DESCRIPTION OF THE TASK: Your job is to restate each entry word for word.
*** TASK INPUT Section Begins ***
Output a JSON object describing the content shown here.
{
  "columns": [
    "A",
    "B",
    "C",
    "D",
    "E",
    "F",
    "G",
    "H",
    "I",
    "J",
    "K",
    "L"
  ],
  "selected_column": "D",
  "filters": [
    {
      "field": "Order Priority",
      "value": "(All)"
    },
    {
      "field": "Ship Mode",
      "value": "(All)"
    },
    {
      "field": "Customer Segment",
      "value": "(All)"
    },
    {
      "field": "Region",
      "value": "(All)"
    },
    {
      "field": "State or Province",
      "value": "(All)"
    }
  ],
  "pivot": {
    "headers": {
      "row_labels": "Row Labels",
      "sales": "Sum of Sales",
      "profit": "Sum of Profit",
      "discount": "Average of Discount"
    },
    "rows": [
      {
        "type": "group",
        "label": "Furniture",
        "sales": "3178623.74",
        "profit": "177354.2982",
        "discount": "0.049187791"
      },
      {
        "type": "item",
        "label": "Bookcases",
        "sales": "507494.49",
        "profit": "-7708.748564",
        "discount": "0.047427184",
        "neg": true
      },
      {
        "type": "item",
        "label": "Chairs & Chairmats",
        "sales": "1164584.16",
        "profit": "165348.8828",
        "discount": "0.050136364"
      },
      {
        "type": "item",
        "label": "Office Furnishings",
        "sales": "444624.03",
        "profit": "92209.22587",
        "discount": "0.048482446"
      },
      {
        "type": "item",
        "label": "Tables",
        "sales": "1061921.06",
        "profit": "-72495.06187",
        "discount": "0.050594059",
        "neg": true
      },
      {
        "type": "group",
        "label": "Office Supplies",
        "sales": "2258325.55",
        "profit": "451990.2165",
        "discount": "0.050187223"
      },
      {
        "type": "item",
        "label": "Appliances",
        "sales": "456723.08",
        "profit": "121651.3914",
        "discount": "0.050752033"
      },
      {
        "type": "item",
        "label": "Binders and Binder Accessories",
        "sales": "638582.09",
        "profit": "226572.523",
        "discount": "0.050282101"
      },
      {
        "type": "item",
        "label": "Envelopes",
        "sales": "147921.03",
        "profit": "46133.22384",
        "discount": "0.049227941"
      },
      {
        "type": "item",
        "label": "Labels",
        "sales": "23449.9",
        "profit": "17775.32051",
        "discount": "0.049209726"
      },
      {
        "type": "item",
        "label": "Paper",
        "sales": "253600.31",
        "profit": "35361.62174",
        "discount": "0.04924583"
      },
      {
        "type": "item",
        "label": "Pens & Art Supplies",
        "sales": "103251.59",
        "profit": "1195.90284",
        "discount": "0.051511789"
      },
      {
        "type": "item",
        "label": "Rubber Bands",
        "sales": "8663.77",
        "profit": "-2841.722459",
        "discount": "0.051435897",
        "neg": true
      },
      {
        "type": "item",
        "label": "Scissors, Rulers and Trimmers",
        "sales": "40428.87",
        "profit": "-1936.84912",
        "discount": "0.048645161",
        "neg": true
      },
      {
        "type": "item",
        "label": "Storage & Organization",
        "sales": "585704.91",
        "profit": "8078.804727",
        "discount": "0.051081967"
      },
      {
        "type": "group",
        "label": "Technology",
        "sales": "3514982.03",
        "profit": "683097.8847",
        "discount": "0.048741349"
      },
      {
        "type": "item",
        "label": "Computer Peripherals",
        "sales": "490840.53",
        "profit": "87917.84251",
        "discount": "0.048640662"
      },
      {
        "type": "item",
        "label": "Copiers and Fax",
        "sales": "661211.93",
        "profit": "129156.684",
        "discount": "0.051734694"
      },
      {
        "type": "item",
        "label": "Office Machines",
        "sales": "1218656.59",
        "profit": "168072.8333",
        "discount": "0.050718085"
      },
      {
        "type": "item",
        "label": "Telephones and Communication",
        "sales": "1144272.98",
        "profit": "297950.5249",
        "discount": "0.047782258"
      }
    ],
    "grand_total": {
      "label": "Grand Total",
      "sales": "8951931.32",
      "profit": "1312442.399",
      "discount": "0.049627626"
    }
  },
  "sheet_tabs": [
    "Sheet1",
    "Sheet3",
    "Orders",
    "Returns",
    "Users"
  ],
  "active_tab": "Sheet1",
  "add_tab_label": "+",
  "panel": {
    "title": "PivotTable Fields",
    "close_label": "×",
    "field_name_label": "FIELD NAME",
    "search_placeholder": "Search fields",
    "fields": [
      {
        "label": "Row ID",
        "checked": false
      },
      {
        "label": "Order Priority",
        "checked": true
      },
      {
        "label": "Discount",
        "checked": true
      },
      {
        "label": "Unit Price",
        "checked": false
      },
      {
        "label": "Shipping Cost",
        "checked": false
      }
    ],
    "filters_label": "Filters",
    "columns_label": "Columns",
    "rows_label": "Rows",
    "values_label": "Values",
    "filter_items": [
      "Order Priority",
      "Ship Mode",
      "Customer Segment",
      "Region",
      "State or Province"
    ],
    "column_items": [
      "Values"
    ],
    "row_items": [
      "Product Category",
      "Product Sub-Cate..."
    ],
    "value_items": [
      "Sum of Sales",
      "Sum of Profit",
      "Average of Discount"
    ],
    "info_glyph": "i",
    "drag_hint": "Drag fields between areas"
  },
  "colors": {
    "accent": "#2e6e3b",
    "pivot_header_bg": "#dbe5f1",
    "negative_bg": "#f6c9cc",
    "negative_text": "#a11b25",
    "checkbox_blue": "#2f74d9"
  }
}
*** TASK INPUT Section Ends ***
EXERCISE RESPONSE:
Output a JSON object describing the content shown here.
{
  "columns": [
    "A",
    "B",
    "C",
    "D",
    "E",
    "F",
    "G",
    "H",
    "I",
    "J",
    "K",
    "L"
  ],
  "selected_column": "D",
  "filters": [
    {
      "field": "Order Priority",
      "value": "(All)"
    },
    {
      "field": "Ship Mode",
      "value": "(All)"
    },
    {
      "field": "Customer Segment",
      "value": "(All)"
    },
    {
      "field": "Region",
      "value": "(All)"
    },
    {
      "field": "State or Province",
      "value": "(All)"
    }
  ],
  "pivot": {
    "headers": {
      "row_labels": "Row Labels",
      "sales": "Sum of Sales",
      "profit": "Sum of Profit",
      "discount": "Average of Discount"
    },
    "rows": [
      {
        "type": "group",
        "label": "Furniture",
        "sales": "3178623.74",
        "profit": "177354.2982",
        "discount": "0.049187791"
      },
      {
        "type": "item",
        "label": "Bookcases",
        "sales": "507494.49",
        "profit": "-7708.748564",
        "discount": "0.047427184",
        "neg": true
      },
      {
        "type": "item",
        "label": "Chairs & Chairmats",
        "sales": "1164584.16",
        "profit": "165348.8828",
        "discount": "0.050136364"
      },
      {
        "type": "item",
        "label": "Office Furnishings",
        "sales": "444624.03",
        "profit": "92209.22587",
        "discount": "0.048482446"
      },
      {
        "type": "item",
        "label": "Tables",
        "sales": "1061921.06",
        "profit": "-72495.06187",
        "discount": "0.050594059",
        "neg": true
      },
      {
        "type": "group",
        "label": "Office Supplies",
        "sales": "2258325.55",
        "profit": "451990.2165",
        "discount": "0.050187223"
      },
      {
        "type": "item",
        "label": "Appliances",
        "sales": "456723.08",
        "profit": "121651.3914",
        "discount": "0.050752033"
      },
      {
        "type": "item",
        "label": "Binders and Binder Accessories",
        "sales": "638582.09",
        "profit": "226572.523",
        "discount": "0.050282101"
      },
      {
        "type": "item",
        "label": "Envelopes",
        "sales": "147921.03",
        "profit": "46133.22384",
        "discount": "0.049227941"
      },
      {
        "type": "item",
        "label": "Labels",
        "sales": "23449.9",
        "profit": "17775.32051",
        "discount": "0.049209726"
      },
      {
        "type": "item",
        "label": "Paper",
        "sales": "253600.31",
        "profit": "35361.62174",
        "discount": "0.04924583"
      },
      {
        "type": "item",
        "label": "Pens & Art Supplies",
        "sales": "103251.59",
        "profit": "1195.90284",
        "discount": "0.051511789"
      },
      {
        "type": "item",
        "label": "Rubber Bands",
        "sales": "8663.77",
        "profit": "-2841.722459",
        "discount": "0.051435897",
        "neg": true
      },
      {
        "type": "item",
        "label": "Scissors, Rulers and Trimmers",
        "sales": "40428.87",
        "profit": "-1936.84912",
        "discount": "0.048645161",
        "neg": true
      },
      {
        "type": "item",
        "label": "Storage & Organization",
        "sales": "585704.91",
        "profit": "8078.804727",
        "discount": "0.051081967"
      },
      {
        "type": "group",
        "label": "Technology",
        "sales": "3514982.03",
        "profit": "683097.8847",
        "discount": "0.048741349"
      },
      {
        "type": "item",
        "label": "Computer Peripherals",
        "sales": "490840.53",
        "profit": "87917.84251",
        "discount": "0.048640662"
      },
      {
        "type": "item",
        "label": "Copiers and Fax",
        "sales": "661211.93",
        "profit": "129156.684",
        "discount": "0.051734694"
      },
      {
        "type": "item",
        "label": "Office Machines",
        "sales": "1218656.59",
        "profit": "168072.8333",
        "discount": "0.050718085"
      },
      {
        "type": "item",
        "label": "Telephones and Communication",
        "sales": "1144272.98",
        "profit": "297950.5249",
        "discount": "0.047782258"
      }
    ],
    "grand_total": {
      "label": "Grand Total",
      "sales": "8951931.32",
      "profit": "1312442.399",
      "discount": "0.049627626"
    }
  },
  "sheet_tabs": [
    "Sheet1",
    "Sheet3",
    "Orders",
    "Returns",
    "Users"
  ],
  "active_tab": "Sheet1",
  "add_tab_label": "+",
  "panel": {
    "title": "PivotTable Fields",
    "close_label": "×",
    "field_name_label": "FIELD NAME",
    "search_placeholder": "Search fields",
    "fields": [
      {
        "label": "Row ID",
        "checked": false
      },
      {
        "label": "Order Priority",
        "checked": true
      },
      {
        "label": "Discount",
        "checked": true
      },
      {
        "label": "Unit Price",
        "checked": false
      },
      {
        "label": "Shipping Cost",
        "checked": false
      }
    ],
    "filters_label": "Filters",
    "columns_label": "Columns",
    "rows_label": "Rows",
    "values_label": "Values",
    "filter_items": [
      "Order Priority",
      "Ship Mode",
      "Customer Segment",
      "Region",
      "State or Province"
    ],
    "column_items": [
      "Values"
    ],
    "row_items": [
      "Product Category",
      "Product Sub-Cate..."
    ],
    "value_items": [
      "Sum of Sales",
      "Sum of Profit",
      "Average of Discount"
    ],
    "info_glyph": "i",
    "drag_hint": "Drag fields between areas"
  },
  "colors": {
    "accent": "#2e6e3b",
    "pivot_header_bg": "#dbe5f1",
    "negative_bg": "#f6c9cc",
    "negative_text": "#a11b25",
    "checkbox_blue": "#2f74d9"
  }
}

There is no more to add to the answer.